Description of the task: Please find the lines in the entries below that contain the word "this", and copy each one.

──────────

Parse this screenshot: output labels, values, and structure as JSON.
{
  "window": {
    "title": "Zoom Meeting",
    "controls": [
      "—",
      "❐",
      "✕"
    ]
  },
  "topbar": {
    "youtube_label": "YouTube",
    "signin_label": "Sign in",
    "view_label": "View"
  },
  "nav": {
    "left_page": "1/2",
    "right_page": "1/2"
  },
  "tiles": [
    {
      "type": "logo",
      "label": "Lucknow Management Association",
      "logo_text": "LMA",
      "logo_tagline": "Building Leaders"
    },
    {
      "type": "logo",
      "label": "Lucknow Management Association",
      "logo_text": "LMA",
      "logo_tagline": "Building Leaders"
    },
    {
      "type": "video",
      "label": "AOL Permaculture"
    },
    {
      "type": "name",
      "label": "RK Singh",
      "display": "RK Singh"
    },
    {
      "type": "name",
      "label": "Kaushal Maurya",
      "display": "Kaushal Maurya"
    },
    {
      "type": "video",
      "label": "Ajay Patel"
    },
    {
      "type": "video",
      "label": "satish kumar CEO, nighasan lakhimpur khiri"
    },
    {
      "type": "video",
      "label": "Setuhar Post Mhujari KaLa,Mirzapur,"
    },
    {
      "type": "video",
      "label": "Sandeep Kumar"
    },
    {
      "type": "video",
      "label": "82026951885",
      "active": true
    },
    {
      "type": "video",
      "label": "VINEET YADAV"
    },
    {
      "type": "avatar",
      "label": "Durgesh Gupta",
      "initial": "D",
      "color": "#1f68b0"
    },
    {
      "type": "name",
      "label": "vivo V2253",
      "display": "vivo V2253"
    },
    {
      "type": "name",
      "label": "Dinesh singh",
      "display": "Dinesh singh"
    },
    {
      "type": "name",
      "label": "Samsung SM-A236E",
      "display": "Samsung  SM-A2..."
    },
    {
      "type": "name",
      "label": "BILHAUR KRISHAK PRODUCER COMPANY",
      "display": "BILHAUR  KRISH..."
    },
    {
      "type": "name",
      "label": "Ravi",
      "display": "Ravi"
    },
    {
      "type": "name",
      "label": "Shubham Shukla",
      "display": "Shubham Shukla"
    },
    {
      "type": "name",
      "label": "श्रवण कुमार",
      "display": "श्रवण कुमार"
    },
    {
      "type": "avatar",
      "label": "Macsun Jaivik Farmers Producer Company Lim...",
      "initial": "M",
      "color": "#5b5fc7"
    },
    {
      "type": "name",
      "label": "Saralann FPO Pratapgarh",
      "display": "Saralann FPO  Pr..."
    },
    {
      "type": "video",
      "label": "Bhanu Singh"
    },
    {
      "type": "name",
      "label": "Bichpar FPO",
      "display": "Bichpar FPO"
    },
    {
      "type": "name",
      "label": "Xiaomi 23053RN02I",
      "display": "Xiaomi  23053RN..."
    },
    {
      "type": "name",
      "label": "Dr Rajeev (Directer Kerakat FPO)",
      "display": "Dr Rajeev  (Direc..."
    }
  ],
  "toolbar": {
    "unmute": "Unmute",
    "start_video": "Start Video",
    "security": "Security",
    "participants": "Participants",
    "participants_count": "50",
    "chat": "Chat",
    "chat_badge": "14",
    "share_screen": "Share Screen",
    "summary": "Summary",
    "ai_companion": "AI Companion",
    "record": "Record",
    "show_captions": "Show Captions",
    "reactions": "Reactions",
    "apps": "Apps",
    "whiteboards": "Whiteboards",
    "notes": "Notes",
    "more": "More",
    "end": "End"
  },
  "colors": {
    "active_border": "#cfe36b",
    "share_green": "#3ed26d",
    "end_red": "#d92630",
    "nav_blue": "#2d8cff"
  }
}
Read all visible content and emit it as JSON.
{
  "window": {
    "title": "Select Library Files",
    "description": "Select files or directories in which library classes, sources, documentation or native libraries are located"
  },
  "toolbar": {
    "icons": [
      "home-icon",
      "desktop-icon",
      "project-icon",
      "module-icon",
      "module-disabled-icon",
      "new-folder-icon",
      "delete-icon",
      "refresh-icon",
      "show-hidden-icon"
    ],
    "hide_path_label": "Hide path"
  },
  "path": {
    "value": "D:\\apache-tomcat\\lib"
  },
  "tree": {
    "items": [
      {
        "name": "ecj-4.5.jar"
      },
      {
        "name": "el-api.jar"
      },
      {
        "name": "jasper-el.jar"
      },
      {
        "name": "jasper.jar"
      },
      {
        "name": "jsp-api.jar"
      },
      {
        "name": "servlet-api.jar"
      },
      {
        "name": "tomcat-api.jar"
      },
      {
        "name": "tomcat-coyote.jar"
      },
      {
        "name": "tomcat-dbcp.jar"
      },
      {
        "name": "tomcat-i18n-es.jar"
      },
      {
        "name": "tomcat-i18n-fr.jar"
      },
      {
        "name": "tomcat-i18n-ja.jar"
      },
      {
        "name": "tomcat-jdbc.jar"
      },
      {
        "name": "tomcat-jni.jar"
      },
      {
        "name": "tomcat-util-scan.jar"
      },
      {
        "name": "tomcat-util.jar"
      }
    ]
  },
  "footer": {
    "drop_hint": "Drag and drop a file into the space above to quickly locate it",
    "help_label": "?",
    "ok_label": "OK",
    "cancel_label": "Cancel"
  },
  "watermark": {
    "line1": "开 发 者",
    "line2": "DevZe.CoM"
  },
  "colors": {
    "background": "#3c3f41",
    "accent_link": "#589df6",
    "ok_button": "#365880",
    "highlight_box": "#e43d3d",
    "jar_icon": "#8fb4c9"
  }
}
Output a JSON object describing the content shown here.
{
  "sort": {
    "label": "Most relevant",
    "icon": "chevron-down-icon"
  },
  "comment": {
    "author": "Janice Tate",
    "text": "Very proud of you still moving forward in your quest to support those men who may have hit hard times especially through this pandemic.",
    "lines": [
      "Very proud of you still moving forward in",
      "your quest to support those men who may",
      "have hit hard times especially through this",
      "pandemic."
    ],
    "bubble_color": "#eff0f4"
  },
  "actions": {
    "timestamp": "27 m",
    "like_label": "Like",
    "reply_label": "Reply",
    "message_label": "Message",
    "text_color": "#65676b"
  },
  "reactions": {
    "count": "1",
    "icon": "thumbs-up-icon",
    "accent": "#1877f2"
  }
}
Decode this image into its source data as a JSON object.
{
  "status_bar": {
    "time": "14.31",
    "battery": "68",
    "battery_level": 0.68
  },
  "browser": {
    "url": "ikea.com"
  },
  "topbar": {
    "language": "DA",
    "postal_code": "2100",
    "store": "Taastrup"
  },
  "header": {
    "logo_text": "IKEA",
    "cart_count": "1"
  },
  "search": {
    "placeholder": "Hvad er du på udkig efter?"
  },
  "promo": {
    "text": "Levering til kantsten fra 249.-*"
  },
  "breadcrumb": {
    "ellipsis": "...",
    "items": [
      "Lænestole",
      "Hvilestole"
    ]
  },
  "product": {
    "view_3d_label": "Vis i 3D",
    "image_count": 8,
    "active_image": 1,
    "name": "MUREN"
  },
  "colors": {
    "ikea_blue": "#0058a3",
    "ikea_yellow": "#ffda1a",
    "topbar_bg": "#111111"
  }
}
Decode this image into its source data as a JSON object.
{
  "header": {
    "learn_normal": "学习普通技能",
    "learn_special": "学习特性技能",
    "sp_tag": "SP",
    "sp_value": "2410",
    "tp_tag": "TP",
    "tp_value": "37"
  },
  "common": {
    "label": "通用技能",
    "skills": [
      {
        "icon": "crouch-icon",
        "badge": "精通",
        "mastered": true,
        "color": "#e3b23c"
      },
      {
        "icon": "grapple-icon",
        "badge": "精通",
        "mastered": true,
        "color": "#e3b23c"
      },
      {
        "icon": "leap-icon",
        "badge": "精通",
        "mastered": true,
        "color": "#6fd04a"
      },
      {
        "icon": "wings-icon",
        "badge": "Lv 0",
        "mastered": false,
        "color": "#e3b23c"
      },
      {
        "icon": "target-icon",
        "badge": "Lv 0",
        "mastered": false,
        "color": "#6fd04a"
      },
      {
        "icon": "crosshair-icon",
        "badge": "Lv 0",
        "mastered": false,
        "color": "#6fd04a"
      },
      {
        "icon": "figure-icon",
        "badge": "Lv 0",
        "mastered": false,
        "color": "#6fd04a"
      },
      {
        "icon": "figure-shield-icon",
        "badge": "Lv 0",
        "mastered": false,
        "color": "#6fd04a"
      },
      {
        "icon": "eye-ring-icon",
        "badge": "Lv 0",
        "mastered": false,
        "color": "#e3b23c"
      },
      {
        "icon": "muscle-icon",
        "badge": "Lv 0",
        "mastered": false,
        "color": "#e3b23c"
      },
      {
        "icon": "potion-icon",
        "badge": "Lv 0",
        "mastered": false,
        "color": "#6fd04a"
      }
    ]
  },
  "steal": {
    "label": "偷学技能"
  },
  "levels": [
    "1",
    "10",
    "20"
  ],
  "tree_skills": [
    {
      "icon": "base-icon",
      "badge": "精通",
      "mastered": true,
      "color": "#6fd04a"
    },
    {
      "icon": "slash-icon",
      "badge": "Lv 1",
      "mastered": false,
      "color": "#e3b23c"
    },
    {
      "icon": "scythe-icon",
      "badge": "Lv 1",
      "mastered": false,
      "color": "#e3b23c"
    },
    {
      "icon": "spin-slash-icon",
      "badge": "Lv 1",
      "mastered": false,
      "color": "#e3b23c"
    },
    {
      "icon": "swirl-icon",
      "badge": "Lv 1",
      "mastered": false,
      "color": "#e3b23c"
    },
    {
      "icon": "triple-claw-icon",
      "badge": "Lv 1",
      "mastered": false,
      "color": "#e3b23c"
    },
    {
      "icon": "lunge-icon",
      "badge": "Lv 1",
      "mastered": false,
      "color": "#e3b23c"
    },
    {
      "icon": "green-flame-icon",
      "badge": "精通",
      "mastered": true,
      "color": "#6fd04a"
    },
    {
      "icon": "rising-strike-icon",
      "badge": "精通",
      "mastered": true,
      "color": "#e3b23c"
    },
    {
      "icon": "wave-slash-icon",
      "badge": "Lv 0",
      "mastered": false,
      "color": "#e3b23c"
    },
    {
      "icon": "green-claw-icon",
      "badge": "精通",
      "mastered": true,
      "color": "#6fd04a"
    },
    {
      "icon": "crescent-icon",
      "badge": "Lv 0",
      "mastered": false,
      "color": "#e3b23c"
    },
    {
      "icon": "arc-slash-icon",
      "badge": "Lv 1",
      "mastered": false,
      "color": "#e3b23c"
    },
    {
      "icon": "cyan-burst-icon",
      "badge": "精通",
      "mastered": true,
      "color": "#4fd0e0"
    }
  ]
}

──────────

Response to the task:
Parse this screenshot: output labels, values, and structure as JSON.
    "text": "Very proud of you still moving forward in your quest to support those men who may have hit hard times especially through this pandemic.",
      "have hit hard times especially through this",
Decode this image into its source data as a JSON object.
Decode this image into its source data as a JSON object.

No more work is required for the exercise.